Get some good high boots to go wading with
The annotations for the tournament are a mix of variations and words with heavier emphasis on the variations. Most of the annotations were done by the players and the annotator is clearly noted in each game.
The word analysis is adequate but one does get the feeling that some of the Soviet players were holding back in their analysis (state secrets!). One just need to take the time to compare Soviet player notes with say Capablanca and the difference is obvious. The annotations are further hampered by a lot of the common “cop out” phrases that we’ve all seen before in chess books. Statement like, “black is better” “White has the better game” further devalue lessons that students of the game will be searching for.

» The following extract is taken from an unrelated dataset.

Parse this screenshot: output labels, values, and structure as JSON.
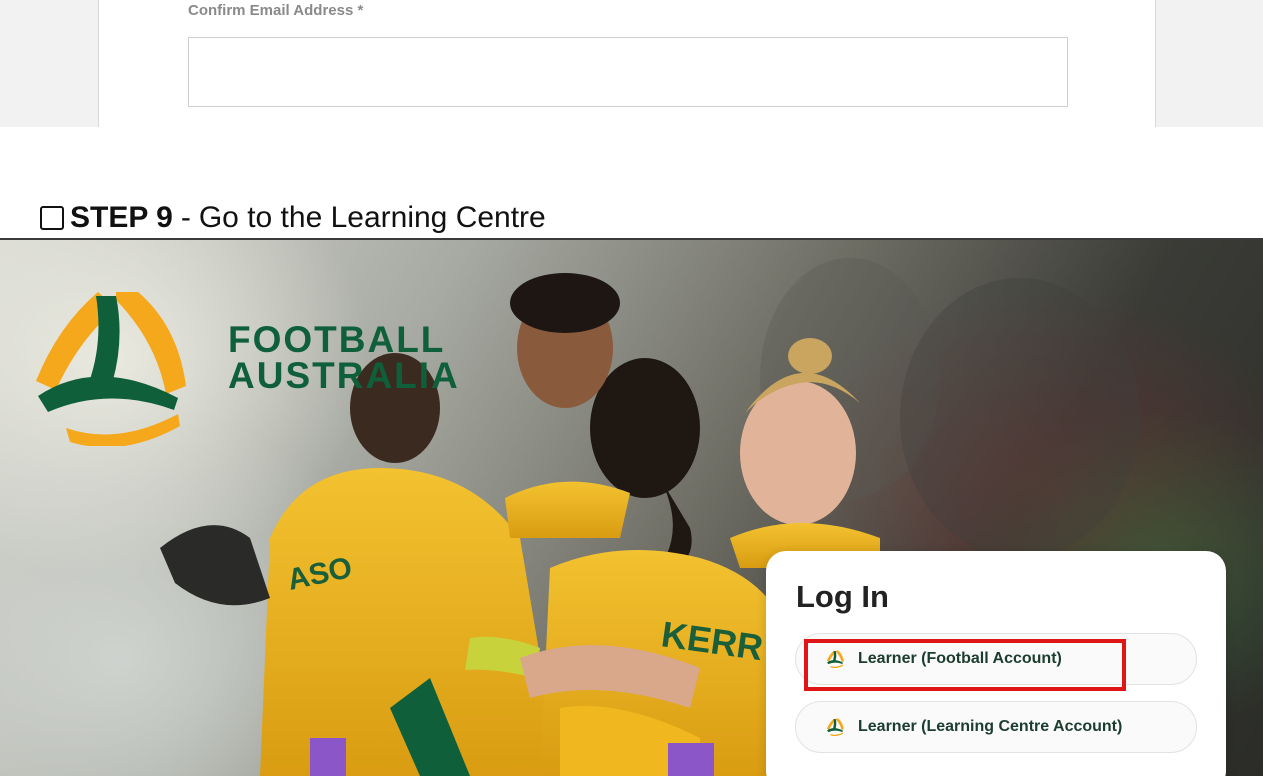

There is not much here at all just some tidbits here and there and unfortunately most of them are found in the translators preface so kudos to Mr. Adams for trying to help the original text. The only pictures, oddly enough, are of Lasker and Capablanca. There is one lone picture of a game between Botvinnik and Flohr but that is all she wrote.
Coverage of Games
All 90 of the games are included in the book. The games have no ECO identification only the actual name. However, one impressive part of the book is found at the end where there is an index of openings that lists the move orders for each opening and then gives the game number where that line can be found. So for example if you were looking for some ideas on the Nimzo-Indian after the moves 1. d4 Nf6 2. c4 e6 3. Nc3 Bb4 4. Qb3 c5 5. dxc5 Bxc5 6. Nf3 b6 7. Bg5 Bb7 you would discover that game 15 features a battle from this starting position. Quite frankly, this is the best part of the book.
The book also has another unique index that features the endgames found throughout the tournament. So you want to brush up on your knowledge of rook and 4 pawns vs. rook and 5 pawns? No problem go check out games 10, 24 and 58.
This another high quality red hard backed book from Caissa Editions. The print is crisp and clean and diagrams are sharp. I can attest to the high quality of the book as I had this volume in storage for a few years and the pages are still crisp and clean with no hint of discoloration. Too bad such a beautiful volume has such boring chess contained within.
Moscow 1936 earns the Die Hard rating for several reasons.
First, most of the games are very bland. If you love positional chess (or the games of Anish Giri) then you will enjoy this book a lot. Now, I have nothing against positional chess and I enjoy a good battle of elegant maneuvering (a la Nimzovich) but many of these games see little if any risk as evidenced by 53 of the 90 games ending in draws.
Second, the book is clearly agenda driven which takes away from the enjoyment. The touting of Soviet players wears thin and is harder to take when you think about the foreign players who actually participated. It’s not like the Soviet players crushed a field of say Alekhine, Euwe, Fine, Reshevsky, and Kashdan. Worse yet, the Soviet players couldn’t even capture the top three spots. Yes, I know that would all change one day, but tooting your own horn so loudly when you can’t carry a tune is annoying to everyone.
Third, the annotations are okay overall, but it does feel like the Soviet players were holding back which hurts the value of the notes for the student.
Finally, the book overall has a very technical and dry feel to it. Picture asking someone to tell you what the movie Star Wars is about and imagine the person responding with a sentence by sentence description of each and every scene and you’ll know what it feels like to read this book.
Bottom Line: You only need this book is if you like Botvinnik or Capablanca, enjoy studying endgames, or are interested in the history of Soviet Chess. If you don’t fit that profile, then move along as there is nothing to see here.